So, where do we go from here? Praising individual moral and ethical compasses isn’t enough.  We must create companies with a sustainable raison d’etre, implement appropriate system changes, and embrace courageous leaders with the vision and drive to see it through. A company with a sustainable purpose has a far-reaching mission. That mission is long-term, meaningful, rational, all-embracing, inspiring and unifying.               

The central tenet of successful entrepreneurship is long-term value creation, where the economic success of an individual company goes hand-in-hand with social impact. We must not view the health of the planet, social stability and the economy as disconnected topics. In the time of COVID-19, we have seen how people’s health is joined to the economy.

Including chain responsibility in your industry or linking your mission to one or more SDGs, and clearly and consistently translating these values into the strategy and objectives that determine how you evaluate and reward your people, should be the norm.    

Paul Polman called Unilever ‘the world’s biggest NGO’ and made it his personal mission to develop the publicly listed company as a sustainable and socially aware business. Sustainability is perfectly compatible with commercial success. Pretty obvious, right?  As one of the architects of the Sustainable Development Goals, he won the battle to have these crucial social themes included on the global agenda, only to lose it at the hands of both long-term and activist shareholders.  Ultimately both battles played out under the same financial (valuation) system, although Polman’s loss was partly attributable to his failure to invest in a strong relationship with his own leadership team at Unilever. Lesson learnt: ‘If you want to go fast, go alone. If you want to go far, go together’.

A new financial system is needed. Systems are unruly, particularly those of publicly listed companies, who also happen to be the movers and shakers in our economic and ecological world order. As long as the shareholder-oriented model, with its emphasis on growth and short-term financial profit, remains the norm, it will be difficult for publicly listed companies to do things differently and Mark Carney’s ‘The Tragedy of the Horizon’ will continue to ring true.
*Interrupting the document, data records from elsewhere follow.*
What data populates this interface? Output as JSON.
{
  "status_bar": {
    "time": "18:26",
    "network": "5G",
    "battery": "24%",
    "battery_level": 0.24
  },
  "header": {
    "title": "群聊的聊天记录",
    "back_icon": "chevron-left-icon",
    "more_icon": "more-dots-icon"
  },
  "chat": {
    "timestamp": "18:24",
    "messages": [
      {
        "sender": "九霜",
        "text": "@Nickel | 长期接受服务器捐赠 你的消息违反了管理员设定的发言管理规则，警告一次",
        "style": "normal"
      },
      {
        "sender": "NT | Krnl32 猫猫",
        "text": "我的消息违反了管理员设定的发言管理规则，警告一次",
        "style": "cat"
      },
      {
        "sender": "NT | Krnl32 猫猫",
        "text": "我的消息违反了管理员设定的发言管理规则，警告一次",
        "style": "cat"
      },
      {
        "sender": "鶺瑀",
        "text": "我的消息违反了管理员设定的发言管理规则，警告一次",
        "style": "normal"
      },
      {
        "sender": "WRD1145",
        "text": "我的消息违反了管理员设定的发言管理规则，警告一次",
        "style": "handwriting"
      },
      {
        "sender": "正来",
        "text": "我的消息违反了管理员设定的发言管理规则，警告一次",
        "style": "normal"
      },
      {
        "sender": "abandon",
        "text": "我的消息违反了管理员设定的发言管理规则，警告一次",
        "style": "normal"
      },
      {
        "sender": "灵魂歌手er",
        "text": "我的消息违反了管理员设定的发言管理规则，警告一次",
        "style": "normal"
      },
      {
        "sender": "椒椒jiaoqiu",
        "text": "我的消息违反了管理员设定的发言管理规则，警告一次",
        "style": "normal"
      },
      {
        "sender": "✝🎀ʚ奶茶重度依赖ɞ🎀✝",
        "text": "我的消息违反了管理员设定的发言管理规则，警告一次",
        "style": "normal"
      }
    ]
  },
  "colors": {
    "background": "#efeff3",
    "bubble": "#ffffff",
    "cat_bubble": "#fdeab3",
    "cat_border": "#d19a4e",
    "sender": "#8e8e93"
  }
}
Many parties rely solely on their moral and ethical compass to achieve greater sustainability. Under the current model, if you don’t watch out, you may even become susceptible to a hostile takeover by value-hungry predators, as was the case when Warren Buffet and Kraft Heinz attempted to acquire Unilever in 2017. And therein lies the key: the manner in which companies are valued must change. A new level playing field is required. 

We must create a shift from shareholder primacy towards stakeholder primacy, which requires businesses to account for the interests of all relevant stakeholders. What if European legislation quickly made it compulsory for businesses to produce an (initially shadow) profit and loss account to reflect the actual value of doing business? This would undoubtedly lead to a discussion of just how and what to value. If legislation fails to materialise, another group of players, namely the Big 4 accounting firms, could play a leading role here. In consultation with pension funds, economists and scientists and the like, they could develop a new global valuation system. This would give a meaningful purpose to a group of companies that has been known to struggle with its own social profile. A case of two birds with one stone! 

A transition period from the old to the new system is needed. Yet, as the WHO has said of the approach to the COVID-19 crisis, ‘perfection is the enemy of progress’ and we need to start somewhere. The transition period will carry us into the new normal where good returns are once again available to shareholders, entrepreneurs and investors.           

To achieve this, we need more entrepreneurs, CEOs and political leaders who take a prime position in developing a new leadership mindset; who shape the conditions for this new way of doing business and turn it into a personal mission; with less ego, more vision, with courage and decisiveness.   

As far as we’re concerned, that’s the new normal.

Written by
Ilona Haaijer, former CEO DSM Food Specialties, commissioner Boskalis and Corbion
Annemarie de Jong, owner and CEO Better Future

Translated into English by
Penny Putman Cramer

< Back to stories overview